“And she was showing him pictures of them traveling up to Washington, DC, for the rally on the 6th,” she added.

When the select committee’s vice chair, outgoing Rep. Liz Cheney (R-WY) asked Hutchinson if she recalled Trump talking about QAnon, the former aide disclosed that Greene had lauded her QAnon-supporting constituents in a chat with the lame-duck president.

“I heard him talk on the plane that night because Ms. Taylor Greene gave him a very similar spiel: These are my constituents. Look, one of them had a Q shirt on. They are on the plane,” Hutchinson said. “And she showed him a picture of them, saying: Those are all my people.”

In the days preceding January 6, Greene falsely accused “Joe Biden and the Democrats” of stealing the election, claimed without evidence that “President Trump won by a landslide,” and urged supporters to “flood the Capitol building.”

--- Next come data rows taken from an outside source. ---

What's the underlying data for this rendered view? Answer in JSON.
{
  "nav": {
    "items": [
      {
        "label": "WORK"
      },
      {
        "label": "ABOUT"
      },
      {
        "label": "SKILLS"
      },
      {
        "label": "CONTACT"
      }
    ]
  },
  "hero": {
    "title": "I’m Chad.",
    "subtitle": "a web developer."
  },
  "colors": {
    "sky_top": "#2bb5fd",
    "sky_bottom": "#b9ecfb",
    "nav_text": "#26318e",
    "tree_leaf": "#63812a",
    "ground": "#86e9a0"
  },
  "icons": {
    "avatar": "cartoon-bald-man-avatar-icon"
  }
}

Yet, Greene told Lindell-TV, a disinformation platform owned by pro-Trump conspiracist and MyPillow magnate Mike Lindell, that anti-fascists were behind the Capitol attack and “no one can convince me it was so-called Trump supporters.”

Hutchinson also told congressional investigators that she recalled other right-wing luminaries discussing QAnon and far-right militias — the Oath Keepers and the Proud Boys — including “several other members of Congress.”

Greene participated in these discussions with Trump and Meadows, said Hutchinson, and so far-right Reps. Scott Perry (R-PA), Andy Biggs (R-AZ), Mo Brooks (R-AL), and former Trump White House adviser Peter K. Navarro.

“I remember Mr. Meadows and Mr. Perry talking about all of the groups [the Oath Keepers, QAnon, and the Proud Boys] and with several other members of Congress,” Hutchinson informed panel investigators.

“I remember Mr. Brooks mentioning some of the groups. Mr. Biggs, Ms. Marjorie Taylor Greene… Mr. Navarro had talked about them a couple of times,” she added.